_Exercise description_
When the string "this" appears in a line of the records, show the whole line.

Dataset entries
Start of Block

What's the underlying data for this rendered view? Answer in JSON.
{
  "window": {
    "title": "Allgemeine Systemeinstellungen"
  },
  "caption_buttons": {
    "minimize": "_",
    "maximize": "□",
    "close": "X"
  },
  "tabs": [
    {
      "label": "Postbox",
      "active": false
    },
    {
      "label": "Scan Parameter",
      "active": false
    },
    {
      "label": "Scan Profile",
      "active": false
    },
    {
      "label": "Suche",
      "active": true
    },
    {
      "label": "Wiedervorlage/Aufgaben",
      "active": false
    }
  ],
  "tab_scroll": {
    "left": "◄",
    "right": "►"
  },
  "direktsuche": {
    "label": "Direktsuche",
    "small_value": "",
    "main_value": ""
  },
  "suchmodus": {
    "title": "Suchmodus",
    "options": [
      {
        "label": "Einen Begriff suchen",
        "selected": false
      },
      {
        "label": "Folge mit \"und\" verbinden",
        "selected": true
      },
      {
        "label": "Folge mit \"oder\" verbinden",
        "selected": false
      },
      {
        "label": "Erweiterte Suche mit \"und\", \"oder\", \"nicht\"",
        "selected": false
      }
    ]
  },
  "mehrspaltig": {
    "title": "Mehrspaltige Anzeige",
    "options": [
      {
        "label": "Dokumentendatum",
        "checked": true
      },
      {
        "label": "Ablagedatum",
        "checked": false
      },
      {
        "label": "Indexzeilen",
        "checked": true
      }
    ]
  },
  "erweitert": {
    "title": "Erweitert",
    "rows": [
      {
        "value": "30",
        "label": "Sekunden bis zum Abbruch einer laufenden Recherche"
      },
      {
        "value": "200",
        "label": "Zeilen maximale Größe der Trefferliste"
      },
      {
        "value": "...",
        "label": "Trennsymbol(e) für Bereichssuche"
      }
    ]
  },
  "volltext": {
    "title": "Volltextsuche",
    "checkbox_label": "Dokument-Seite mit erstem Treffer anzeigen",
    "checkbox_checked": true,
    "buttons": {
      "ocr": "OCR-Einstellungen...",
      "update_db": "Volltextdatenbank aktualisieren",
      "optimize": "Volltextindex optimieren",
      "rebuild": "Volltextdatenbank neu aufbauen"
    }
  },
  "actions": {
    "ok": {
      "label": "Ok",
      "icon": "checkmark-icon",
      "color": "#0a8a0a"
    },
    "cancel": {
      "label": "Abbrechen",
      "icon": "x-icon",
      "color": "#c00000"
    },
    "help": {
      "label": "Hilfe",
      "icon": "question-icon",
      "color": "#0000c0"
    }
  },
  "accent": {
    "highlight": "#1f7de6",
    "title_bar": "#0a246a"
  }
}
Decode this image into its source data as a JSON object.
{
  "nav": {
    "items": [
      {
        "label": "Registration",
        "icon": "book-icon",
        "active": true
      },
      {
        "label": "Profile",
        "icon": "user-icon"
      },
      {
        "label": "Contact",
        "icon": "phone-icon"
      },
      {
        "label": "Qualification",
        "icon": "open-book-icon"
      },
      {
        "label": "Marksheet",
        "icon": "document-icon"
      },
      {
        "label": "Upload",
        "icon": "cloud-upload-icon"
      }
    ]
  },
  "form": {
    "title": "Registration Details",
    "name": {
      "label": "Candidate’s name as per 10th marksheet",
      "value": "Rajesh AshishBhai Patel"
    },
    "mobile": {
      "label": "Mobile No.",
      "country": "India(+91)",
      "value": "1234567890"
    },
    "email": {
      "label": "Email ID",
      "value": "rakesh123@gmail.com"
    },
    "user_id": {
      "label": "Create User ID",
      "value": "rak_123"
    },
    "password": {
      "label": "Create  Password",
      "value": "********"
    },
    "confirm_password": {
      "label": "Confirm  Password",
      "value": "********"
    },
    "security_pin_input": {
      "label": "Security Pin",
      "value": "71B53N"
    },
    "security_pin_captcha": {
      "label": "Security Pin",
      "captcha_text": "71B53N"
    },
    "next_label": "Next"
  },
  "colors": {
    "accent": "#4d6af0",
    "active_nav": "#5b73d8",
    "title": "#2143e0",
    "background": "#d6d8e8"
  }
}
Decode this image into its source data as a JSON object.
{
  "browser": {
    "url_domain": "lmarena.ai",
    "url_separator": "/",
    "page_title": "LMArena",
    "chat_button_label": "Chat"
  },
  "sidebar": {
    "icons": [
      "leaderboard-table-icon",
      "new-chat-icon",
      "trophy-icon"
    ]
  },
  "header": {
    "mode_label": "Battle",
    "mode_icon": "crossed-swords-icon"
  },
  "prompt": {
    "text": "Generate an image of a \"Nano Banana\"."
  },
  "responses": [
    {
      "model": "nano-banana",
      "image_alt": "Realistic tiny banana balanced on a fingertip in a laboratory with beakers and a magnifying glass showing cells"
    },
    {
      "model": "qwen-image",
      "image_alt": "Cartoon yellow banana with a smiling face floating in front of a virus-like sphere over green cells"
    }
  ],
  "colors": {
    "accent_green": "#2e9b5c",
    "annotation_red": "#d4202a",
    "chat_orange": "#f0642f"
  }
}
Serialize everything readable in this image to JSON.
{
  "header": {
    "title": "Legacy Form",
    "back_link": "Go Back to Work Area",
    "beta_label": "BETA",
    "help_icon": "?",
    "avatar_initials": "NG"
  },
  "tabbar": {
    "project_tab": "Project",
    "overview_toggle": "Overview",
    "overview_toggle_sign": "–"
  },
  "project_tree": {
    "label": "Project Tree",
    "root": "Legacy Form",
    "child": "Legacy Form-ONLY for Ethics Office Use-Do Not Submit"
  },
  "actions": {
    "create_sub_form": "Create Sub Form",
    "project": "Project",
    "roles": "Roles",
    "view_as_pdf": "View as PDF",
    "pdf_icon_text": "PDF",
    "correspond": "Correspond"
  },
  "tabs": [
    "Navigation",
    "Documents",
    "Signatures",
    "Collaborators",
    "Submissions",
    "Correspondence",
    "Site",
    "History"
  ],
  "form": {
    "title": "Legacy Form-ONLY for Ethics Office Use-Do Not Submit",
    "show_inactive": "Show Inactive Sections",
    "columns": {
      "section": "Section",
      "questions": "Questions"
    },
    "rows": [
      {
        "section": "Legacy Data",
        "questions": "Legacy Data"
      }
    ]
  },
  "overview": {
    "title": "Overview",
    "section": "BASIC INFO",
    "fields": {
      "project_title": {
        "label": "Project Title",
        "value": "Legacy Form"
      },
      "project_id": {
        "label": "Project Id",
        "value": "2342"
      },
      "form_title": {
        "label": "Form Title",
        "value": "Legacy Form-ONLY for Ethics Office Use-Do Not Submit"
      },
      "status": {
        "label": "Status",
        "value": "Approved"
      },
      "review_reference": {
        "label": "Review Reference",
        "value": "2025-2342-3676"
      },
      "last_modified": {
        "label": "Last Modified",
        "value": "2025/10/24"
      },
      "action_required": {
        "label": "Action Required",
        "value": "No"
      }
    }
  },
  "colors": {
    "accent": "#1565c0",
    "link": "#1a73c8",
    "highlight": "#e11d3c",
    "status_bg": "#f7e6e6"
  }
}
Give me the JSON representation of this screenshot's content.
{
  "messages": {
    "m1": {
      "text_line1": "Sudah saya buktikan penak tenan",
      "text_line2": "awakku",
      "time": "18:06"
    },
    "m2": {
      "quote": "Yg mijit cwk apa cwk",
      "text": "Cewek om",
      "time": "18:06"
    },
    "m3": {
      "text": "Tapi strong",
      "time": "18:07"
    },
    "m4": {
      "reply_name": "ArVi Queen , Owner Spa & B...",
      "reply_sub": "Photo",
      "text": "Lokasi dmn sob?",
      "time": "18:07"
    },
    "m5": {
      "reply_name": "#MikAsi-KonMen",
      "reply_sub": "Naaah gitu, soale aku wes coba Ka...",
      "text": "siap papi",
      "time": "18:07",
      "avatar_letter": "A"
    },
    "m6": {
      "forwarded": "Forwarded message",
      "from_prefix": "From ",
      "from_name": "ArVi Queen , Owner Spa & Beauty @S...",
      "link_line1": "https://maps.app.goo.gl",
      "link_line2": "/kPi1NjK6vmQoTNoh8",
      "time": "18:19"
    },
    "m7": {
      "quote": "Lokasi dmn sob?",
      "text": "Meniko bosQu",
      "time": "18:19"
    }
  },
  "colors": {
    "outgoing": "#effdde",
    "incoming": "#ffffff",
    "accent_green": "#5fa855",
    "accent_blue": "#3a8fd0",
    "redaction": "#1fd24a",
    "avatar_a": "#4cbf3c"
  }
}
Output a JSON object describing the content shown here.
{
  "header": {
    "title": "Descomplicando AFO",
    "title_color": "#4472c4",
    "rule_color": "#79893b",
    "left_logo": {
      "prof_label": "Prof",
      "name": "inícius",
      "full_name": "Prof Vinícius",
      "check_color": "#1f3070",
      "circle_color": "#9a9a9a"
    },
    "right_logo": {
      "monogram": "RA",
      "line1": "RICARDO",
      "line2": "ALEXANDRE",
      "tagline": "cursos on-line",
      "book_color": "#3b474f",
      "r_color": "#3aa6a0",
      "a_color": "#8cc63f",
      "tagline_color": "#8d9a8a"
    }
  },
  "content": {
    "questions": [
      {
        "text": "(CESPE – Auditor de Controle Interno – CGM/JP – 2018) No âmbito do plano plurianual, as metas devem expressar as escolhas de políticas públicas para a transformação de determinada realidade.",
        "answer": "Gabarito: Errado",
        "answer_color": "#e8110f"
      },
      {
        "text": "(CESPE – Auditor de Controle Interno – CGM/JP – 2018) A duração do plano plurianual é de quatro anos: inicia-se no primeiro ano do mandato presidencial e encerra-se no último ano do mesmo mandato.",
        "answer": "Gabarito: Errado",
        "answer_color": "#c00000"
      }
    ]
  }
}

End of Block

_Task response_
What's the underlying data for this rendered view? Answer in JSON.
Decode this image into its source data as a JSON object.
Decode this image into its source data as a JSON object.
Serialize everything readable in this image to JSON.
Give me the JSON representation of this screenshot's content.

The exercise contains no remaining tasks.